Material shown:
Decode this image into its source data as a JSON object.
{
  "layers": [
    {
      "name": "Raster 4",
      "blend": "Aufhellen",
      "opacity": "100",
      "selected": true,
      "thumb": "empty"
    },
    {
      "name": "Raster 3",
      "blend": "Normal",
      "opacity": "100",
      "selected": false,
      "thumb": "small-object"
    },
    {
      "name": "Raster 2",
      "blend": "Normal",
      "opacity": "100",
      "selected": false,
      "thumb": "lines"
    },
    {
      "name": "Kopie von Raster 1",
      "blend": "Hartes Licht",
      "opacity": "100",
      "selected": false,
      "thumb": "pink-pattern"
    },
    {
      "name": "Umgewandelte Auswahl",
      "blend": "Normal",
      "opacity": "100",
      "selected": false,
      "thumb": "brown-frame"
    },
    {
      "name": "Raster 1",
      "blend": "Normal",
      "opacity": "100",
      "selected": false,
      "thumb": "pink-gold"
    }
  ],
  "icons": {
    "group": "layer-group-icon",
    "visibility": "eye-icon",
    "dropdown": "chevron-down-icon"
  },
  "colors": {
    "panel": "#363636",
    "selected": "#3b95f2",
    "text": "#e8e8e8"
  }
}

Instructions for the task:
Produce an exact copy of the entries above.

Exercise response:
Decode this image into its source data as a JSON object.
{
  "layers": [
    {
      "name": "Raster 4",
      "blend": "Aufhellen",
      "opacity": "100",
      "selected": true,
      "thumb": "empty"
    },
    {
      "name": "Raster 3",
      "blend": "Normal",
      "opacity": "100",
      "selected": false,
      "thumb": "small-object"
    },
    {
      "name": "Raster 2",
      "blend": "Normal",
      "opacity": "100",
      "selected": false,
      "thumb": "lines"
    },
    {
      "name": "Kopie von Raster 1",
      "blend": "Hartes Licht",
      "opacity": "100",
      "selected": false,
      "thumb": "pink-pattern"
    },
    {
      "name": "Umgewandelte Auswahl",
      "blend": "Normal",
      "opacity": "100",
      "selected": false,
      "thumb": "brown-frame"
    },
    {
      "name": "Raster 1",
      "blend": "Normal",
      "opacity": "100",
      "selected": false,
      "thumb": "pink-gold"
    }
  ],
  "icons": {
    "group": "layer-group-icon",
    "visibility": "eye-icon",
    "dropdown": "chevron-down-icon"
  },
  "colors": {
    "panel": "#363636",
    "selected": "#3b95f2",
    "text": "#e8e8e8"
  }
}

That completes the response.